Quite frankly, I am not comfortable working for institutions that saddle students with tens-of-thousands in debt for such little value added. I am not comfortable working for institutions that are so far adrift from what their mission should be.
So I turned to a profession where I could provide value added.
A Brighter Future
Coming up for air from the academic world to normalcy was long overdue. Moving away from the ivory tower was a big scary leap, but I am happier now.

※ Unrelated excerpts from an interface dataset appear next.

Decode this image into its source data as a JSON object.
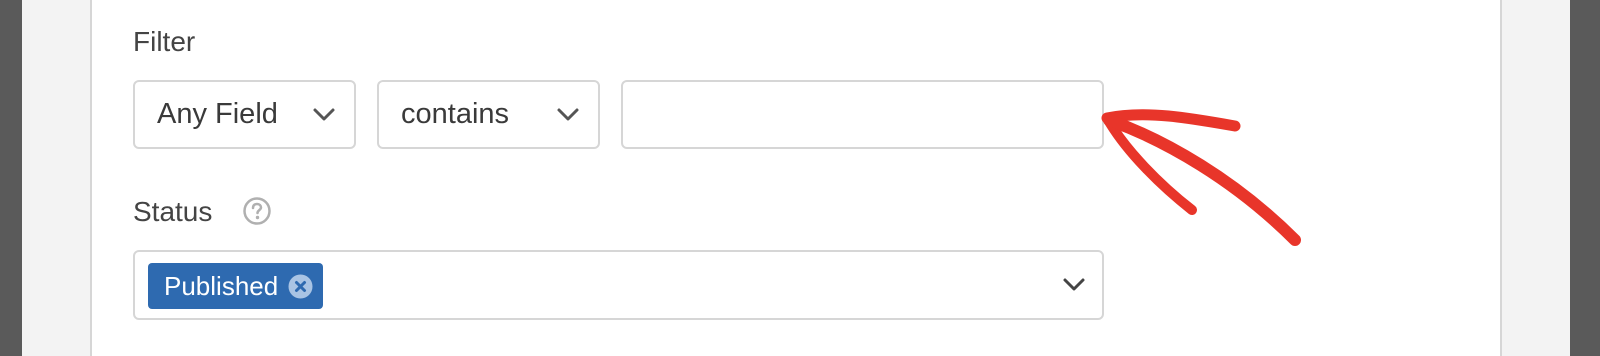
{
  "filter": {
    "label": "Filter",
    "field_select": {
      "selected": "Any Field"
    },
    "operator_select": {
      "selected": "contains"
    },
    "value_input": {
      "value": "",
      "placeholder": ""
    }
  },
  "status": {
    "label": "Status",
    "help_icon": "question-circle-icon",
    "selected_tags": [
      {
        "label": "Published"
      }
    ]
  },
  "colors": {
    "tag_background": "#2e6ab0",
    "annotation_arrow": "#e8352a",
    "border": "#d6d6d6",
    "text": "#444444"
  }
}
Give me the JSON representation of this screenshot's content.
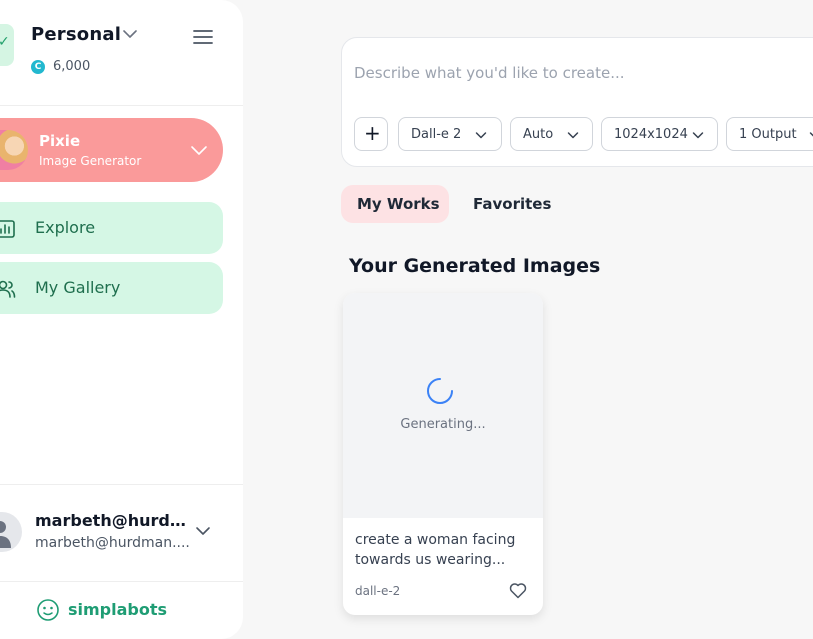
{
  "colors": {
    "accent_green": "#1f9d74",
    "nav_bg": "#d5f7e5",
    "bot_bg": "#fa9a9a",
    "tab_active_bg": "#fde2e4",
    "page_bg": "#f7f7f7"
  },
  "sidebar": {
    "workspace": {
      "name": "Personal",
      "credits": "6,000",
      "credit_icon": "C"
    },
    "bot": {
      "name": "Pixie",
      "subtitle": "Image Generator"
    },
    "nav": [
      {
        "label": "Explore",
        "icon": "bar-chart-icon"
      },
      {
        "label": "My Gallery",
        "icon": "users-icon"
      }
    ],
    "user": {
      "name": "marbeth@hurdm...",
      "email": "marbeth@hurdman...."
    },
    "brand": {
      "name": "simplabots",
      "icon": "robot-face-icon"
    }
  },
  "prompt": {
    "placeholder": "Describe what you'd like to create...",
    "add_label": "+",
    "model": "Dall-e 2",
    "quality": "Auto",
    "size": "1024x1024",
    "outputs": "1 Output"
  },
  "tabs": [
    {
      "label": "My Works",
      "active": true
    },
    {
      "label": "Favorites",
      "active": false
    }
  ],
  "section": {
    "title": "Your Generated Images"
  },
  "images": [
    {
      "status": "Generating...",
      "prompt": "create a woman facing towards us wearing...",
      "model": "dall-e-2",
      "icon": "heart-icon"
    }
  ]
}
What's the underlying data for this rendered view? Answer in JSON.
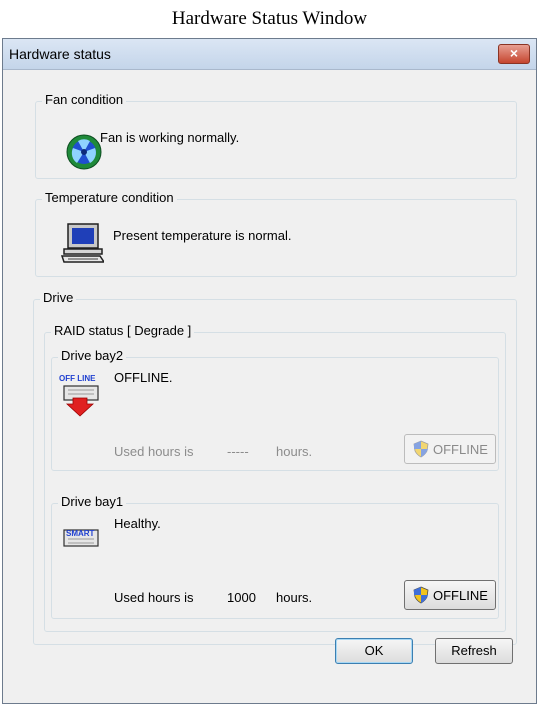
{
  "caption": "Hardware Status Window",
  "window": {
    "title": "Hardware status",
    "close_glyph": "×"
  },
  "fan": {
    "label": "Fan condition",
    "message": "Fan is working normally.",
    "icon": "fan-icon"
  },
  "temperature": {
    "label": "Temperature condition",
    "message": "Present temperature is normal.",
    "icon": "computer-icon"
  },
  "drive": {
    "label": "Drive",
    "raid": {
      "label": "RAID status [ Degrade ]"
    },
    "bays": [
      {
        "label": "Drive bay2",
        "status": "OFFLINE.",
        "icon_text": "OFF LINE",
        "hours_prefix": "Used hours is",
        "hours_value": "-----",
        "hours_suffix": "hours.",
        "button": "OFFLINE",
        "button_enabled": false
      },
      {
        "label": "Drive bay1",
        "status": "Healthy.",
        "icon_text": "SMART",
        "hours_prefix": "Used hours is",
        "hours_value": "1000",
        "hours_suffix": "hours.",
        "button": "OFFLINE",
        "button_enabled": true
      }
    ]
  },
  "buttons": {
    "ok": "OK",
    "refresh": "Refresh"
  },
  "colors": {
    "fan_green": "#1f8a3a",
    "fan_blue": "#1f4fd0",
    "offline_red": "#e02020",
    "shield_blue": "#3f6fd8",
    "shield_yellow": "#f2c41d"
  }
}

I joined the nonprofit desk at CDW, a technology product and service provider to business, government, education, and nonprofits. On the surface, the position is a sales position; in reality, it is a consultative role where I get to help people who help people. Every day, people in the trenches tell stories of struggle and success. We laugh; we commiserate. More importantly, I help by leveraging a Fortune 500 company’s resources to help people who help people. It is an awesome gig. Nearly every day, I catch myself with a goofy grin on my face. If I can provide a value-add for any of these heroes, then my day is worthwhile.
I look back at the memories from the past ten years (really thirteen, including substitute teaching), and I can not help but smile. I cherish the relationships that I have built; I am thankful to have worked with every student that passed through my classroom. I appreciate even the darkest moments that helped refine who I am. I still love, respect, and admire my friends who remain in education. The grass is too green this side of the fence, so forward I march.
Instead of looking backward, I prefer to look forward. I may have left education because the industry and I grew apart; but I landed in my current role because of who I have become. When I interviewed at CDW, they asked what I wanted in an employer. I answered three basic things: opportunity, ethics, and a positive impact on others. My students, peers, and time in education helped define and clarify the importance of each of those three points. Thank you — all of you — who taught me what is important and to seize opportunities. I can hardly wait to see where this opportunity takes me.